Problem to solve: Without including any pictures, return the records below exactly as written.

Interface dataset entries:
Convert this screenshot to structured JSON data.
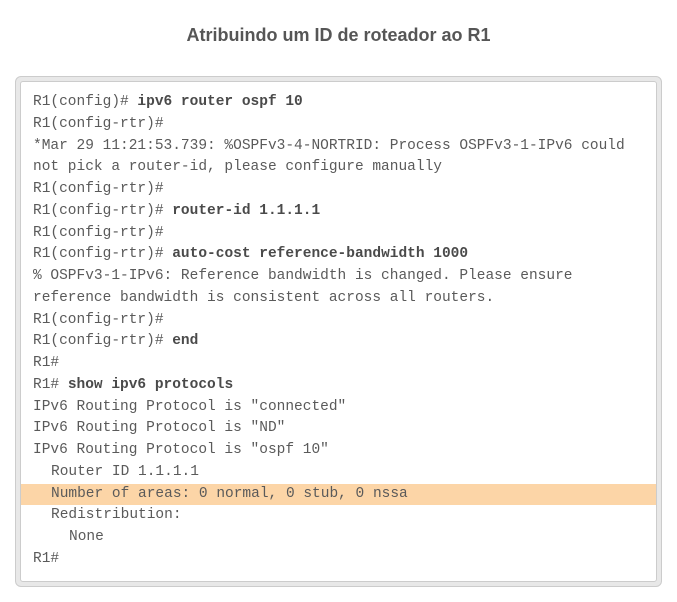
{
  "title": "Atribuindo um ID de roteador ao R1",
  "lines": {
    "l1_prompt": "R1(config)# ",
    "l1_cmd": "ipv6 router ospf 10",
    "l2": "R1(config-rtr)#",
    "l3": "*Mar 29 11:21:53.739: %OSPFv3-4-NORTRID: Process OSPFv3-1-IPv6 could not pick a router-id, please configure manually",
    "l4": "R1(config-rtr)#",
    "l5_prompt": "R1(config-rtr)# ",
    "l5_cmd": "router-id 1.1.1.1",
    "l6": "R1(config-rtr)#",
    "l7_prompt": "R1(config-rtr)# ",
    "l7_cmd": "auto-cost reference-bandwidth 1000",
    "l8": "% OSPFv3-1-IPv6: Reference bandwidth is changed. Please ensure reference bandwidth is consistent across all routers.",
    "l9": "R1(config-rtr)#",
    "l10_prompt": "R1(config-rtr)# ",
    "l10_cmd": "end",
    "l11": "R1#",
    "l12_prompt": "R1# ",
    "l12_cmd": "show ipv6 protocols",
    "l13": "IPv6 Routing Protocol is \"connected\"",
    "l14": "IPv6 Routing Protocol is \"ND\"",
    "l15": "IPv6 Routing Protocol is \"ospf 10\"",
    "l16": "Router ID 1.1.1.1",
    "l17": "Number of areas: 0 normal, 0 stub, 0 nssa",
    "l18": "Redistribution:",
    "l19": "None",
    "l20": "R1#"
  }
}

Solution for this problem:
Convert this screenshot to structured JSON data.
{
  "title": "Atribuindo um ID de roteador ao R1",
  "lines": {
    "l1_prompt": "R1(config)# ",
    "l1_cmd": "ipv6 router ospf 10",
    "l2": "R1(config-rtr)#",
    "l3": "*Mar 29 11:21:53.739: %OSPFv3-4-NORTRID: Process OSPFv3-1-IPv6 could not pick a router-id, please configure manually",
    "l4": "R1(config-rtr)#",
    "l5_prompt": "R1(config-rtr)# ",
    "l5_cmd": "router-id 1.1.1.1",
    "l6": "R1(config-rtr)#",
    "l7_prompt": "R1(config-rtr)# ",
    "l7_cmd": "auto-cost reference-bandwidth 1000",
    "l8": "% OSPFv3-1-IPv6: Reference bandwidth is changed. Please ensure reference bandwidth is consistent across all routers.",
    "l9": "R1(config-rtr)#",
    "l10_prompt": "R1(config-rtr)# ",
    "l10_cmd": "end",
    "l11": "R1#",
    "l12_prompt": "R1# ",
    "l12_cmd": "show ipv6 protocols",
    "l13": "IPv6 Routing Protocol is \"connected\"",
    "l14": "IPv6 Routing Protocol is \"ND\"",
    "l15": "IPv6 Routing Protocol is \"ospf 10\"",
    "l16": "Router ID 1.1.1.1",
    "l17": "Number of areas: 0 normal, 0 stub, 0 nssa",
    "l18": "Redistribution:",
    "l19": "None",
    "l20": "R1#"
  }
}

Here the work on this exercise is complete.